(Problem to solve):
Find every line below with the string "content" and pick it out.

##### Records provided

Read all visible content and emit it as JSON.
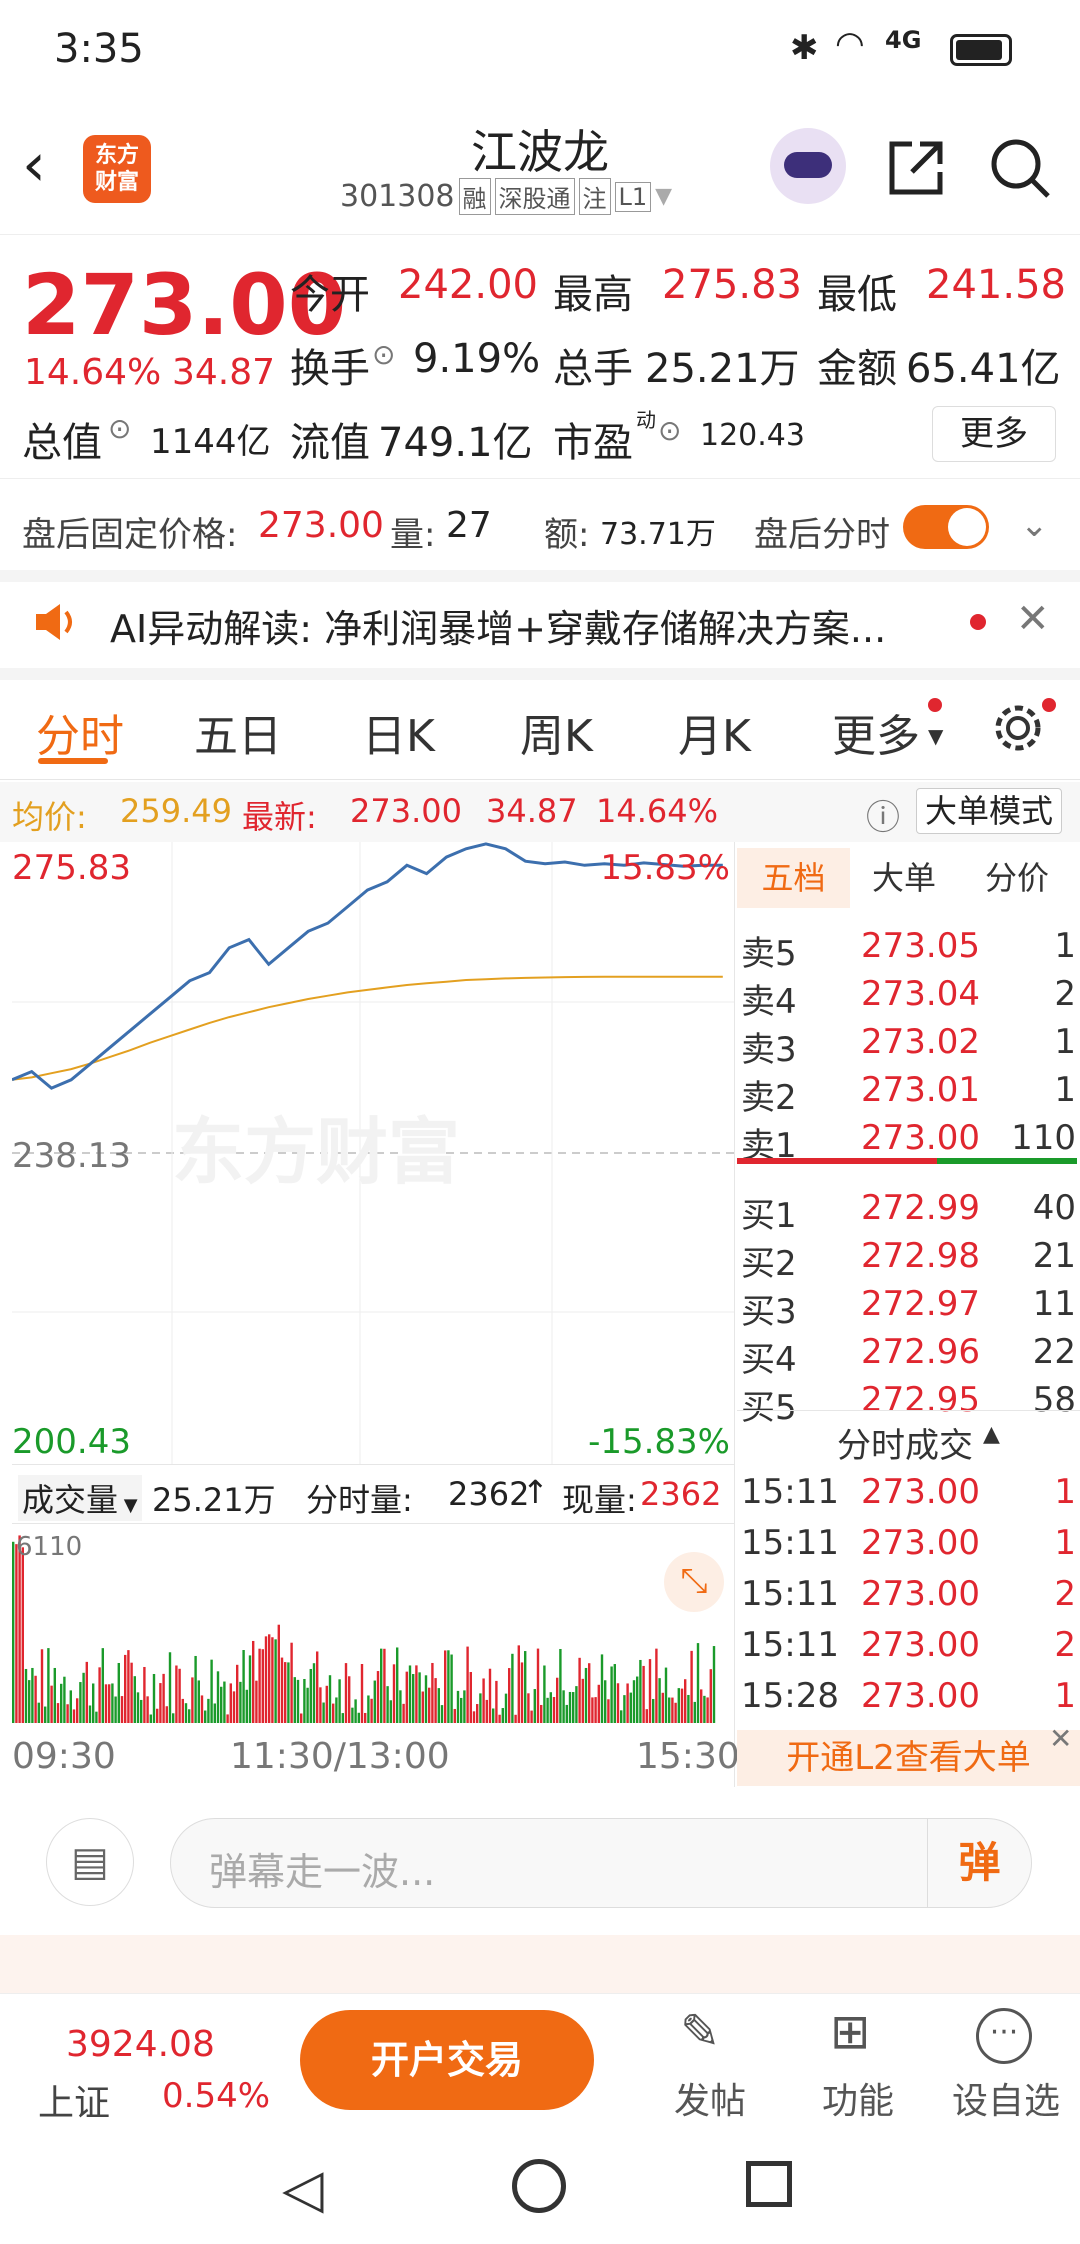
{
  "status": {
    "time": "3:35",
    "network": "4G"
  },
  "nav": {
    "title": "江波龙",
    "code": "301308",
    "tags": [
      "融",
      "深股通",
      "注",
      "L1"
    ],
    "logo": "东方\n财富"
  },
  "quote": {
    "price": "273.00",
    "change_pct": "14.64%",
    "change": "34.87",
    "open_label": "今开",
    "open": "242.00",
    "high_label": "最高",
    "high": "275.83",
    "low_label": "最低",
    "low": "241.58",
    "turnover_label": "换手",
    "turnover": "9.19%",
    "vol_label": "总手",
    "vol": "25.21万",
    "amount_label": "金额",
    "amount": "65.41亿",
    "mcap_label": "总值",
    "mcap": "1144亿",
    "float_label": "流值",
    "float": "749.1亿",
    "pe_label": "市盈",
    "pe_sup": "动",
    "pe": "120.43",
    "more": "更多"
  },
  "after": {
    "fixed_label": "盘后固定价格:",
    "fixed_price": "273.00",
    "vol_label": "量:",
    "vol": "27",
    "amt_label": "额:",
    "amt": "73.71万",
    "toggle_label": "盘后分时"
  },
  "ai": {
    "text": "AI异动解读:  净利润暴增+穿戴存储解决方案..."
  },
  "tabs": {
    "items": [
      "分时",
      "五日",
      "日K",
      "周K",
      "月K",
      "更多"
    ]
  },
  "info": {
    "avg_label": "均价:",
    "avg": "259.49",
    "latest_label": "最新:",
    "latest": "273.00",
    "chg": "34.87",
    "pct": "14.64%",
    "mode": "大单模式"
  },
  "chart": {
    "top": "275.83",
    "top_pct": "15.83%",
    "mid": "238.13",
    "bottom": "200.43",
    "bottom_pct": "-15.83%",
    "watermark": "东方财富",
    "vol_label": "成交量",
    "vol_total": "25.21万",
    "min_vol_label": "分时量:",
    "min_vol": "2362",
    "cur_vol_label": "现量:",
    "cur_vol": "2362",
    "vol_max": "6110",
    "times": [
      "09:30",
      "11:30/13:00",
      "15:30"
    ]
  },
  "chart_data": {
    "type": "line",
    "series": [
      {
        "values": [
          247,
          248,
          246,
          247,
          249,
          251,
          253,
          255,
          257,
          259,
          260,
          263,
          264,
          261,
          263,
          265,
          266,
          268,
          270,
          271,
          273,
          272,
          274,
          275,
          275.6,
          275,
          273.5,
          273.2,
          273.4,
          273,
          273.2,
          273,
          273.3,
          273.1,
          272.9,
          273,
          273
        ]
      },
      {
        "values": [
          247,
          247.3,
          247.8,
          248.3,
          249,
          249.8,
          250.6,
          251.5,
          252.3,
          253.1,
          253.9,
          254.6,
          255.2,
          255.8,
          256.3,
          256.8,
          257.2,
          257.6,
          257.9,
          258.2,
          258.5,
          258.7,
          258.9,
          259.1,
          259.2,
          259.3,
          259.35,
          259.4,
          259.45,
          259.48,
          259.49,
          259.49,
          259.49,
          259.49,
          259.49,
          259.49,
          259.49
        ]
      }
    ],
    "ylim": [
      200.43,
      275.83
    ]
  },
  "book": {
    "tabs": [
      "五档",
      "大单",
      "分价"
    ],
    "sells": [
      [
        "卖5",
        "273.05",
        "1"
      ],
      [
        "卖4",
        "273.04",
        "2"
      ],
      [
        "卖3",
        "273.02",
        "1"
      ],
      [
        "卖2",
        "273.01",
        "1"
      ],
      [
        "卖1",
        "273.00",
        "110"
      ]
    ],
    "buys": [
      [
        "买1",
        "272.99",
        "40"
      ],
      [
        "买2",
        "272.98",
        "21"
      ],
      [
        "买3",
        "272.97",
        "11"
      ],
      [
        "买4",
        "272.96",
        "22"
      ],
      [
        "买5",
        "272.95",
        "58"
      ]
    ],
    "trades_title": "分时成交",
    "trades": [
      [
        "15:11",
        "273.00",
        "1"
      ],
      [
        "15:11",
        "273.00",
        "1"
      ],
      [
        "15:11",
        "273.00",
        "2"
      ],
      [
        "15:11",
        "273.00",
        "2"
      ],
      [
        "15:28",
        "273.00",
        "1"
      ]
    ],
    "l2": "开通L2查看大单"
  },
  "comment": {
    "placeholder": "弹幕走一波...",
    "btn": "弹"
  },
  "bar": {
    "index_value": "3924.08",
    "index_name": "上证",
    "index_pct": "0.54%",
    "trade_btn": "开户交易",
    "post": "发帖",
    "func": "功能",
    "fav": "设自选"
  },
  "colors": {
    "up": "#e0262f",
    "down": "#1a9a2a",
    "accent": "#f06a13",
    "line": "#3c6fae",
    "avg": "#e3a020"
  }
}
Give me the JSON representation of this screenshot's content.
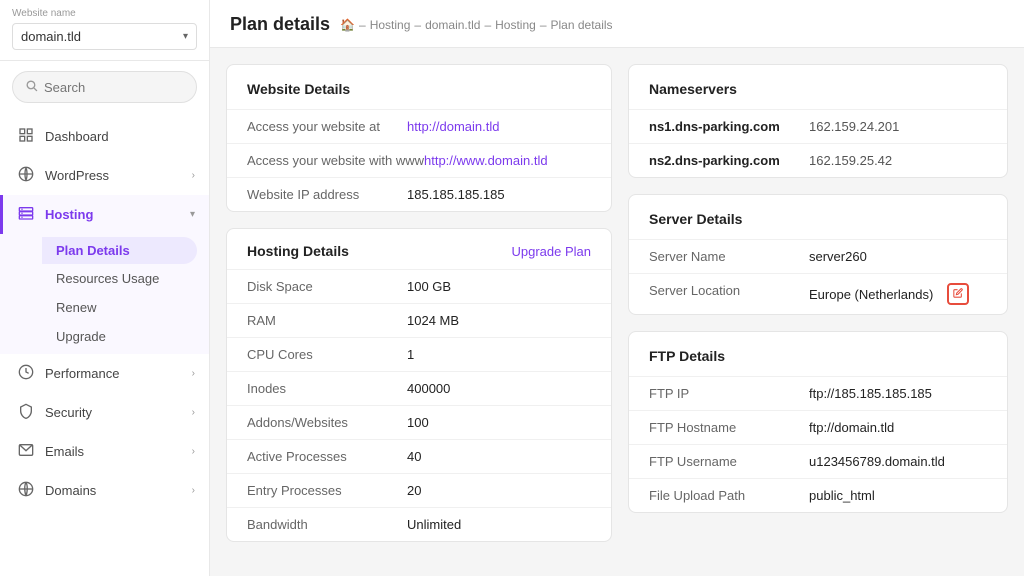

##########

(Your solution):
Read all visible content and emit it as JSON.
Give me the JSON representation of this screenshot's content.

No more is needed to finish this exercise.